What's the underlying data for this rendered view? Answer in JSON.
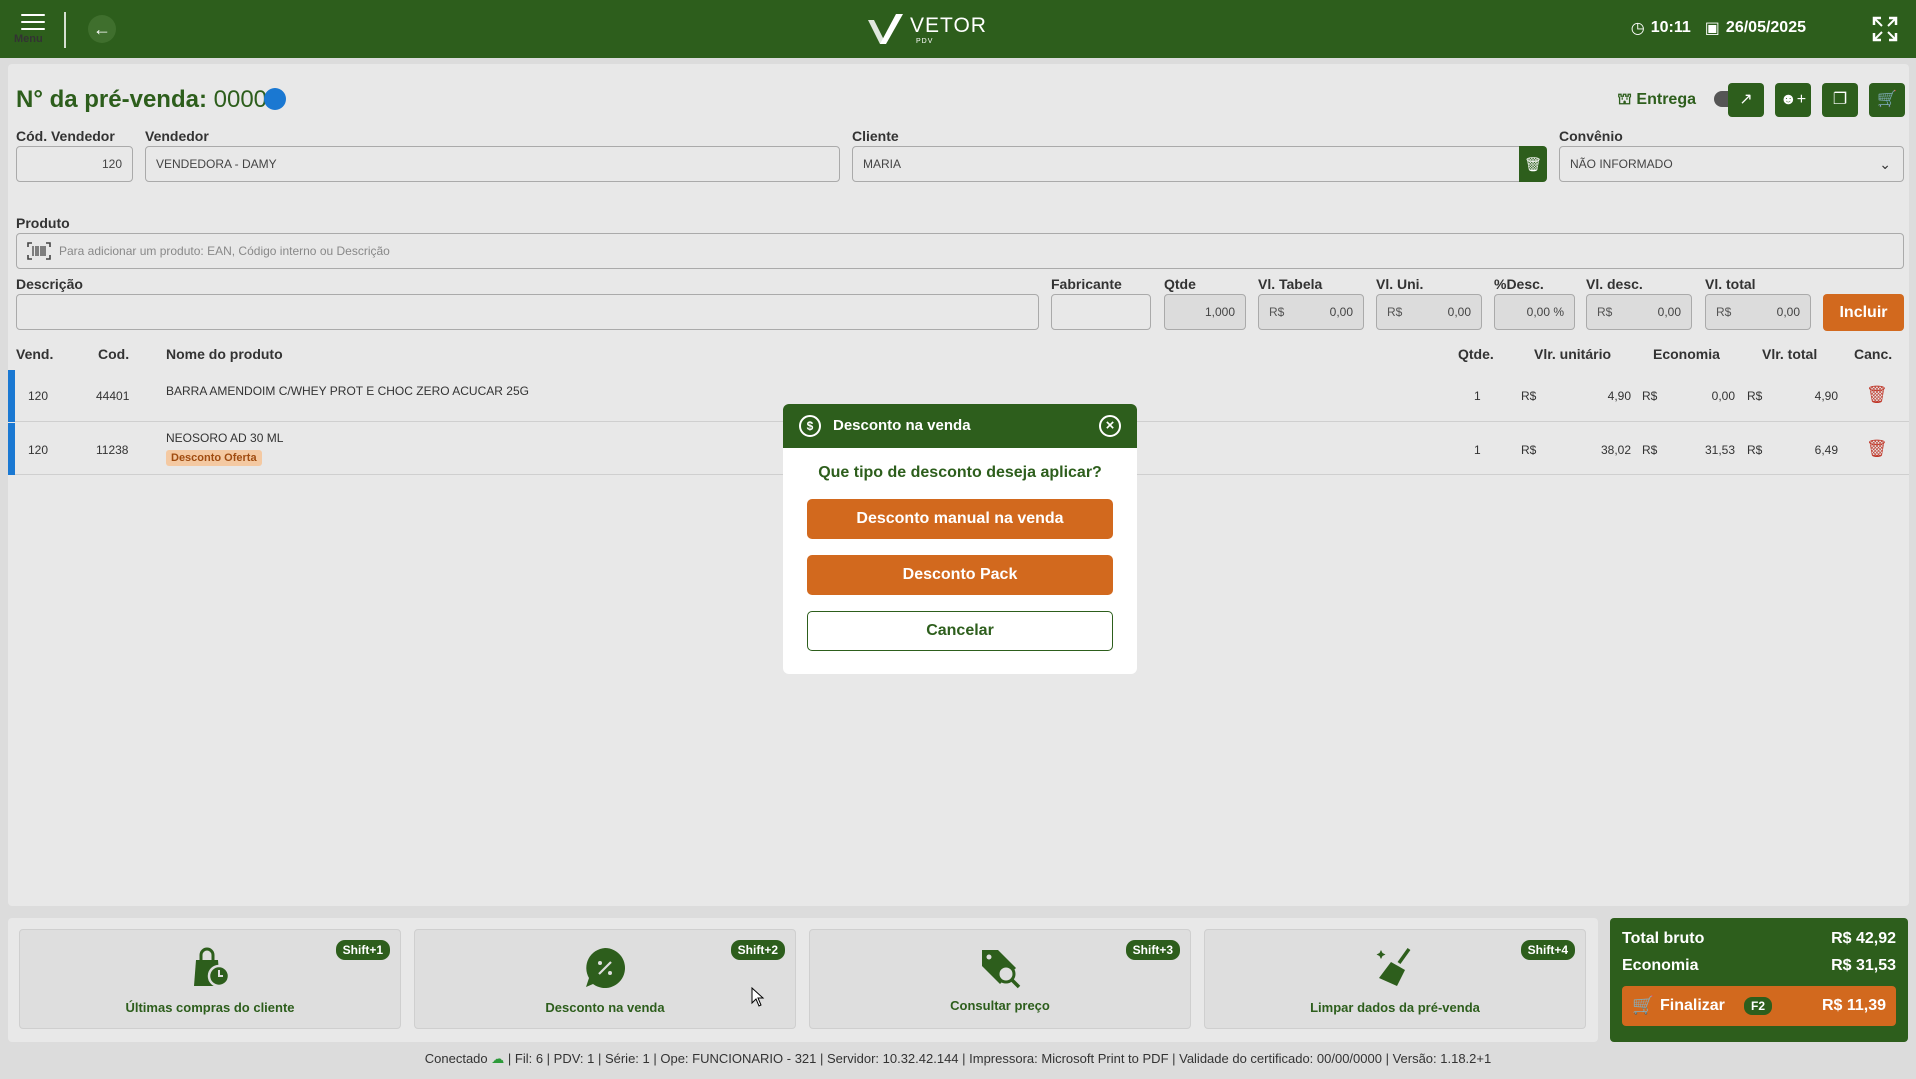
{
  "topbar": {
    "menu_label": "Menu",
    "logo_text": "VETOR",
    "logo_sub": "PDV",
    "time": "10:11",
    "date": "26/05/2025",
    "icons": [
      "menu-icon",
      "arrow-left-icon",
      "clock-icon",
      "calendar-icon",
      "fullscreen-icon"
    ]
  },
  "header": {
    "title": "N° da pré-venda:",
    "number": "0000",
    "delivery_label": "Entrega",
    "delivery_enabled": false,
    "status_color": "#1a78d2"
  },
  "form": {
    "cod_vendedor_label": "Cód. Vendedor",
    "cod_vendedor_value": "120",
    "vendedor_label": "Vendedor",
    "vendedor_value": "VENDEDORA - DAMY",
    "cliente_label": "Cliente",
    "cliente_value": "MARIA",
    "convenio_label": "Convênio",
    "convenio_value": "NÃO INFORMADO",
    "produto_label": "Produto",
    "produto_placeholder": "Para adicionar um produto: EAN, Código interno ou Descrição",
    "descricao_label": "Descrição",
    "fabricante_label": "Fabricante",
    "qtde_label": "Qtde",
    "qtde_value": "1,000",
    "vl_tabela_label": "Vl. Tabela",
    "vl_uni_label": "Vl. Uni.",
    "pct_desc_label": "%Desc.",
    "vl_desc_label": "Vl. desc.",
    "vl_total_label": "Vl. total",
    "currency": "R$",
    "zero": "0,00",
    "pct_value": "0,00 %",
    "incluir_label": "Incluir"
  },
  "table": {
    "headers": {
      "vend": "Vend.",
      "cod": "Cod.",
      "nome": "Nome do produto",
      "qtde": "Qtde.",
      "unit": "Vlr. unitário",
      "eco": "Economia",
      "total": "Vlr. total",
      "canc": "Canc."
    },
    "currency": "R$",
    "rows": [
      {
        "vend": "120",
        "cod": "44401",
        "nome": "BARRA AMENDOIM C/WHEY PROT E CHOC ZERO ACUCAR 25G",
        "badge": "",
        "qtde": "1",
        "unit": "4,90",
        "eco": "0,00",
        "total": "4,90"
      },
      {
        "vend": "120",
        "cod": "11238",
        "nome": "NEOSORO AD 30 ML",
        "badge": "Desconto Oferta",
        "qtde": "1",
        "unit": "38,02",
        "eco": "31,53",
        "total": "6,49"
      }
    ]
  },
  "modal": {
    "title": "Desconto na venda",
    "question": "Que tipo de desconto deseja aplicar?",
    "btn_manual": "Desconto manual na venda",
    "btn_pack": "Desconto Pack",
    "btn_cancel": "Cancelar"
  },
  "actions": [
    {
      "label": "Últimas compras do cliente",
      "shortcut": "Shift+1",
      "icon": "purchase-history-icon"
    },
    {
      "label": "Desconto na venda",
      "shortcut": "Shift+2",
      "icon": "discount-icon"
    },
    {
      "label": "Consultar preço",
      "shortcut": "Shift+3",
      "icon": "price-search-icon"
    },
    {
      "label": "Limpar dados da pré-venda",
      "shortcut": "Shift+4",
      "icon": "broom-icon"
    }
  ],
  "totals": {
    "bruto_label": "Total bruto",
    "bruto_value": "R$ 42,92",
    "economia_label": "Economia",
    "economia_value": "R$ 31,53",
    "finalizar_label": "Finalizar",
    "finalizar_key": "F2",
    "finalizar_value": "R$ 11,39"
  },
  "status": {
    "conectado": "Conectado",
    "details": "| Fil: 6 | PDV: 1 | Série: 1 | Ope: FUNCIONARIO - 321 | Servidor: 10.32.42.144 | Impressora: Microsoft Print to PDF | Validade do certificado: 00/00/0000 | Versão: 1.18.2+1"
  },
  "colors": {
    "primary": "#2d5e1c",
    "accent": "#d2691e",
    "danger": "#c0392b",
    "info": "#1a78d2"
  }
}
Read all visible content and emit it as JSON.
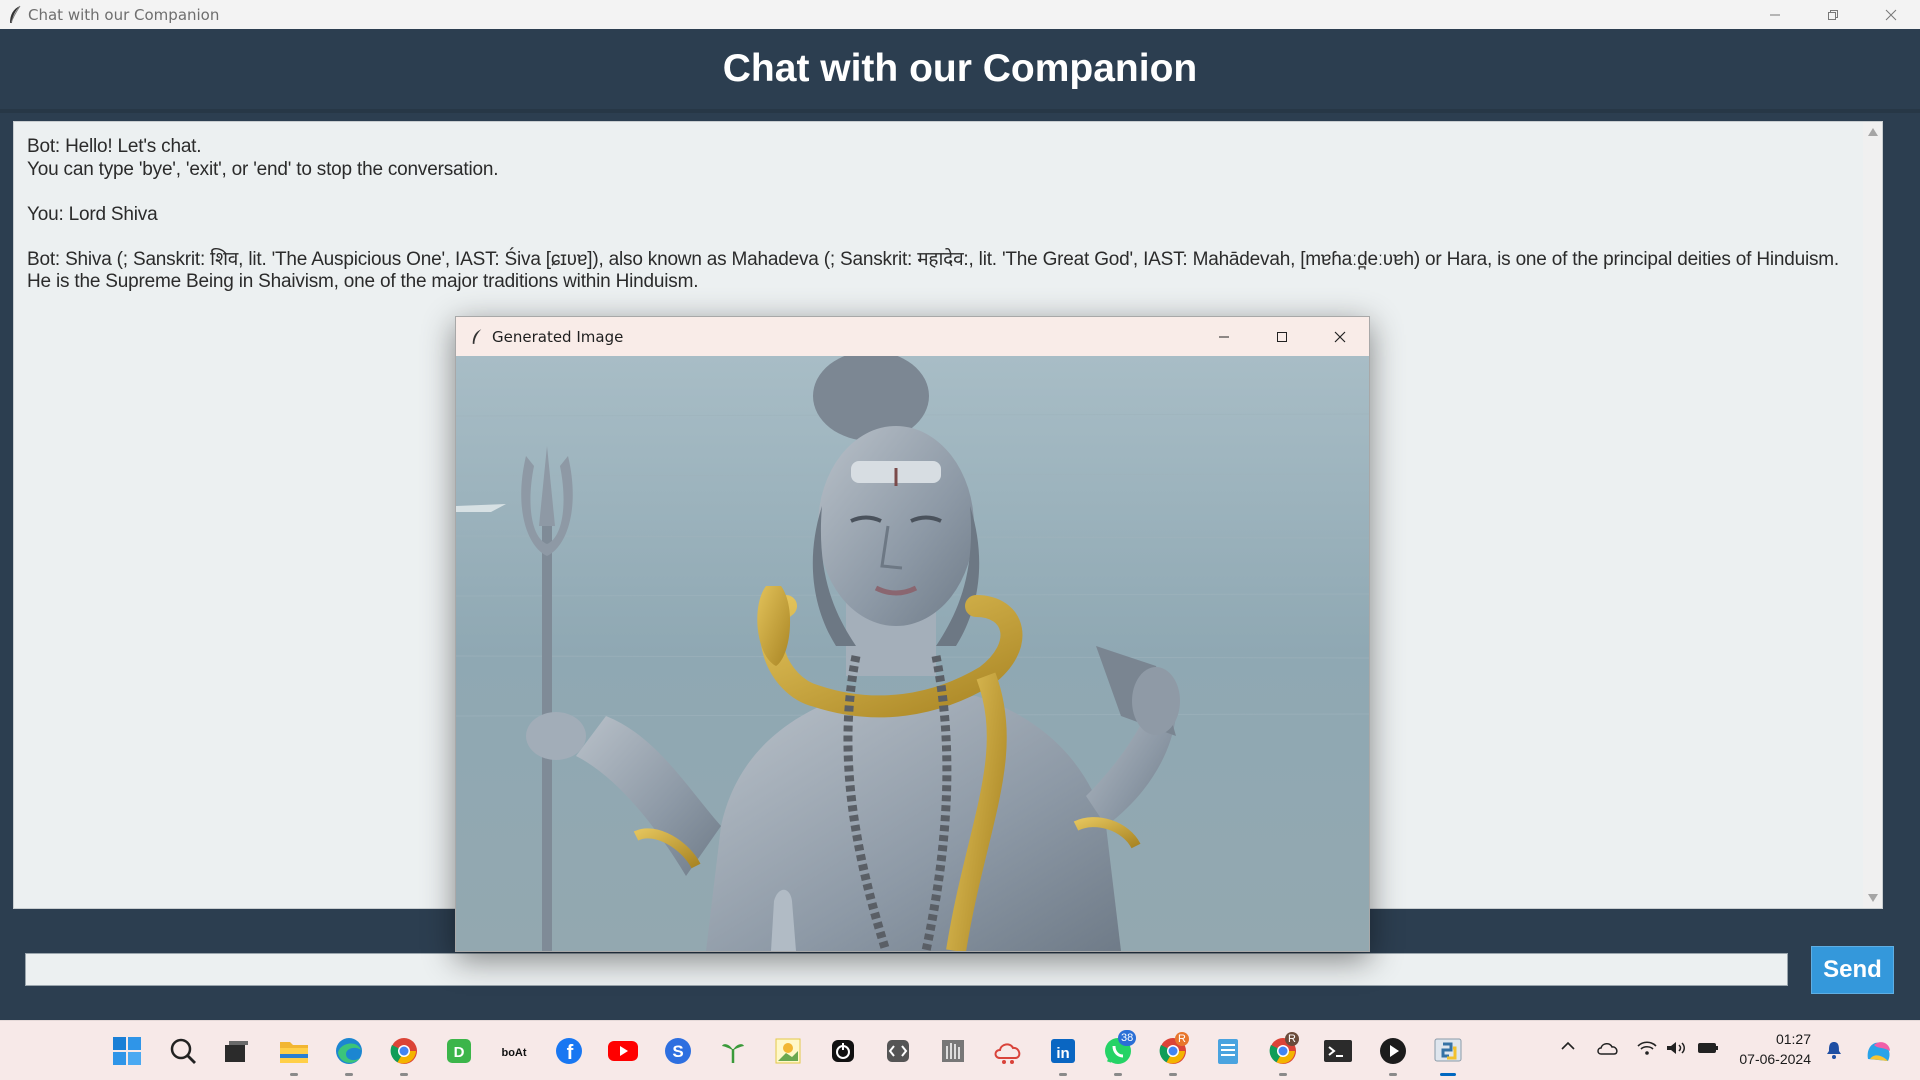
{
  "window": {
    "title": "Chat with our Companion"
  },
  "header": {
    "title": "Chat with our Companion"
  },
  "chat": {
    "messages": [
      "Bot: Hello! Let's chat.\nYou can type 'bye', 'exit', or 'end' to stop the conversation.",
      "You: Lord Shiva",
      "Bot: Shiva (; Sanskrit: शिव, lit. 'The Auspicious One', IAST: Śiva [ɕɪʋɐ]), also known as Mahadeva (; Sanskrit: महादेव:, lit. 'The Great God', IAST: Mahādevah, [mɐɦaːd̪eːʋɐh) or Hara, is one of the principal deities of Hinduism. He is the Supreme Being in Shaivism, one of the major traditions within Hinduism."
    ]
  },
  "input": {
    "value": "",
    "send_label": "Send"
  },
  "popup": {
    "title": "Generated Image",
    "image_subject": "Lord Shiva statue with trident, snake and damaru in front of the sea"
  },
  "taskbar": {
    "apps": [
      {
        "name": "start",
        "icon": "windows-logo-icon"
      },
      {
        "name": "search",
        "icon": "search-icon"
      },
      {
        "name": "task-view",
        "icon": "task-view-icon"
      },
      {
        "name": "file-explorer",
        "icon": "folder-icon"
      },
      {
        "name": "edge",
        "icon": "edge-icon"
      },
      {
        "name": "chrome",
        "icon": "chrome-icon"
      },
      {
        "name": "d-app",
        "icon": "d-app-icon",
        "label": "D"
      },
      {
        "name": "boat",
        "icon": "boat-icon",
        "label": "boAt"
      },
      {
        "name": "facebook",
        "icon": "facebook-icon",
        "label": "f"
      },
      {
        "name": "youtube",
        "icon": "youtube-icon"
      },
      {
        "name": "s-app",
        "icon": "s-app-icon",
        "label": "S"
      },
      {
        "name": "sprout",
        "icon": "sprout-icon"
      },
      {
        "name": "photo-app",
        "icon": "photo-app-icon"
      },
      {
        "name": "power-app",
        "icon": "power-app-icon"
      },
      {
        "name": "code-app",
        "icon": "code-app-icon"
      },
      {
        "name": "hand-app",
        "icon": "hand-app-icon"
      },
      {
        "name": "cloud-app",
        "icon": "cloud-app-icon"
      },
      {
        "name": "linkedin",
        "icon": "linkedin-icon",
        "label": "in"
      },
      {
        "name": "whatsapp",
        "icon": "whatsapp-icon",
        "badge": "38"
      },
      {
        "name": "chrome-profile-r",
        "icon": "chrome-icon",
        "badge": "R"
      },
      {
        "name": "notepad",
        "icon": "notepad-icon"
      },
      {
        "name": "chrome-profile-a",
        "icon": "chrome-icon",
        "badge": "R"
      },
      {
        "name": "terminal",
        "icon": "terminal-icon"
      },
      {
        "name": "media-player",
        "icon": "play-icon"
      },
      {
        "name": "python",
        "icon": "python-icon"
      }
    ],
    "clock_time": "01:27",
    "clock_date": "07-06-2024"
  },
  "colors": {
    "header_bg": "#2c3e50",
    "chat_bg": "#ecf0f1",
    "send_bg": "#3498db",
    "taskbar_bg": "#f7e9e8"
  }
}
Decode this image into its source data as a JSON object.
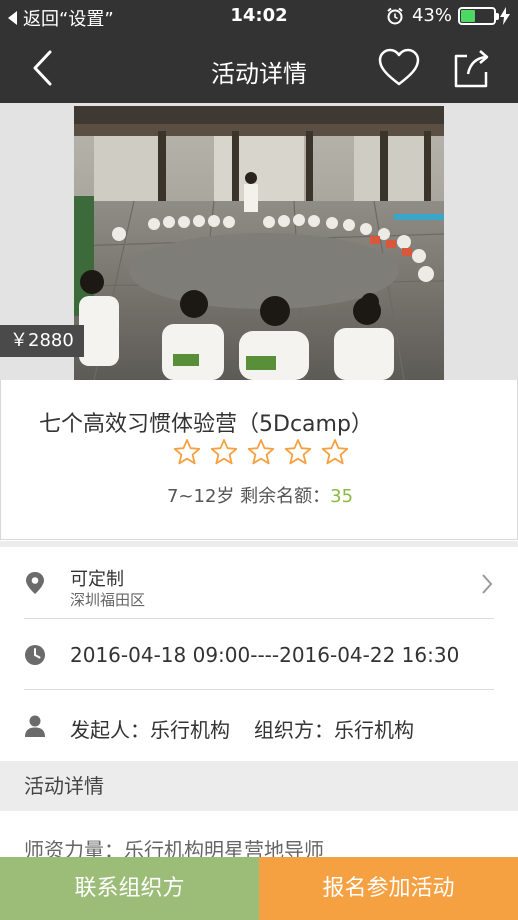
{
  "status_bar": {
    "back_text": "返回“设置”",
    "time": "14:02",
    "battery_percent": "43%",
    "battery_level": 0.43,
    "alarm_icon": "alarm-clock-icon",
    "charging_icon": "bolt-icon"
  },
  "nav": {
    "title": "活动详情",
    "back_icon": "chevron-left-icon",
    "favorite_icon": "heart-outline-icon",
    "share_icon": "share-icon"
  },
  "activity": {
    "price": "￥2880",
    "title": "七个高效习惯体验营（5Dcamp）",
    "rating": 0,
    "rating_max": 5,
    "age_text": "7~12岁  剩余名额：",
    "remaining": "35"
  },
  "location": {
    "title": "可定制",
    "district": "深圳福田区"
  },
  "time_range": "2016-04-18 09:00----2016-04-22 16:30",
  "organizer": {
    "initiator_label": "发起人：",
    "initiator": "乐行机构",
    "organizer_label": "组织方：",
    "organizer": "乐行机构"
  },
  "section": {
    "details_title": "活动详情",
    "teacher_text": "师资力量：乐行机构明星营地导师"
  },
  "actions": {
    "contact": "联系组织方",
    "signup": "报名参加活动"
  },
  "colors": {
    "header_bg": "#333333",
    "accent_green": "#9cbd78",
    "accent_orange": "#f5a142",
    "star": "#f5a142",
    "remaining_number": "#8cb843"
  }
}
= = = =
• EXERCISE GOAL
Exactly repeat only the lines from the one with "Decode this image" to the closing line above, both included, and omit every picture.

• ANSWER TO THIS PROBLEM
Decode this image into its source data as a JSON object.
{
  "status_bar": {
    "back_text": "返回“设置”",
    "time": "14:02",
    "battery_percent": "43%",
    "battery_level": 0.43,
    "alarm_icon": "alarm-clock-icon",
    "charging_icon": "bolt-icon"
  },
  "nav": {
    "title": "活动详情",
    "back_icon": "chevron-left-icon",
    "favorite_icon": "heart-outline-icon",
    "share_icon": "share-icon"
  },
  "activity": {
    "price": "￥2880",
    "title": "七个高效习惯体验营（5Dcamp）",
    "rating": 0,
    "rating_max": 5,
    "age_text": "7~12岁  剩余名额：",
    "remaining": "35"
  },
  "location": {
    "title": "可定制",
    "district": "深圳福田区"
  },
  "time_range": "2016-04-18 09:00----2016-04-22 16:30",
  "organizer": {
    "initiator_label": "发起人：",
    "initiator": "乐行机构",
    "organizer_label": "组织方：",
    "organizer": "乐行机构"
  },
  "section": {
    "details_title": "活动详情",
    "teacher_text": "师资力量：乐行机构明星营地导师"
  },
  "actions": {
    "contact": "联系组织方",
    "signup": "报名参加活动"
  },
  "colors": {
    "header_bg": "#333333",
    "accent_green": "#9cbd78",
    "accent_orange": "#f5a142",
    "star": "#f5a142",
    "remaining_number": "#8cb843"
  }
}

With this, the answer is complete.